Cake-wise, the best cost cutter is the popular cupcake tower. Easy and fun to make, it will also feed your guests later in the evening. When it comes to drinks, choose cava over champers, free toasts but paid bar or bring your own and pay corkage. No guest expects a free bar nowadays… But don’t skimp too much, especially if they’re helping you out in other areas!


From hobbyist friends to photography students, savings can be made. But photos last forever. Shoddy snaps will taint the memories. Avoid rip-offs by knowing this: professional wedding photography should never exceed £1,500.

Décor and entertainment Creativity is king! Wholesaler flowers are heaps cheaper and buying flowers that suit the ceremony and the reception halves costs. Little vases, fairy lights, ivy, fir cones, single roses… Simplicity can work well and you’re guaranteed to have one creative family member to help. And why pay a DJ when everyone owns iPods? Beware; DJs keep the momentum with their playlist, but, as Helen suggests: “you make a feature out of it and call it the wedding jukebox.”


Lavish wedding favours are no longer essential. Again, creativity is a great personalised thank you. Home-made jams or chutneys, cupcakes, jars of sweets or charitable donations have much more value.

And finally…
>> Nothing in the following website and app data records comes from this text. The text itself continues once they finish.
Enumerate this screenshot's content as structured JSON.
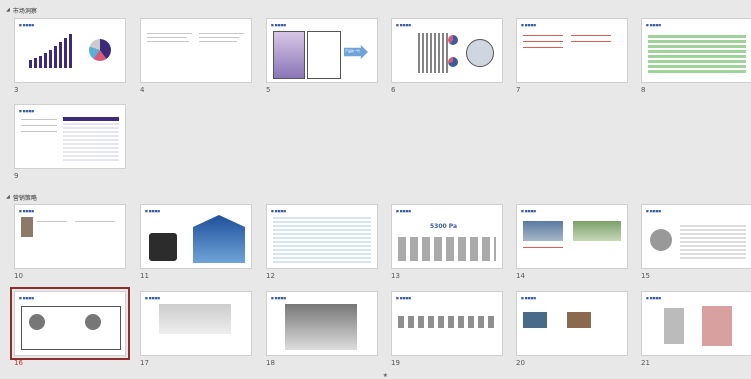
{
  "sections": [
    {
      "label": "市场洞察"
    },
    {
      "label": "营销策略"
    }
  ],
  "slides": [
    {
      "number": "3"
    },
    {
      "number": "4"
    },
    {
      "number": "5"
    },
    {
      "number": "6"
    },
    {
      "number": "7"
    },
    {
      "number": "8"
    },
    {
      "number": "9"
    },
    {
      "number": "10"
    },
    {
      "number": "11"
    },
    {
      "number": "12"
    },
    {
      "number": "13"
    },
    {
      "number": "14"
    },
    {
      "number": "15"
    },
    {
      "number": "16"
    },
    {
      "number": "17"
    },
    {
      "number": "18"
    },
    {
      "number": "19"
    },
    {
      "number": "20"
    },
    {
      "number": "21"
    }
  ],
  "selected_slide": "16",
  "slide5_callout": "产品新一代",
  "slide13_big_text": "5300 Pa",
  "slide18_marker": "★",
  "colors": {
    "selected_border": "#8b2e2e",
    "selected_number": "#c0392b",
    "accent": "#3a5ba0"
  }
}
If you’ve been living together for years anyway, you can politely request donations in lieu of unnecessary presents. Be it for the equally unique honeymoon that follows or even for the big day itself. The most important aspect of your wedding is you. And not one of your friends and family want to see you get into unsustainable debt as a result of it.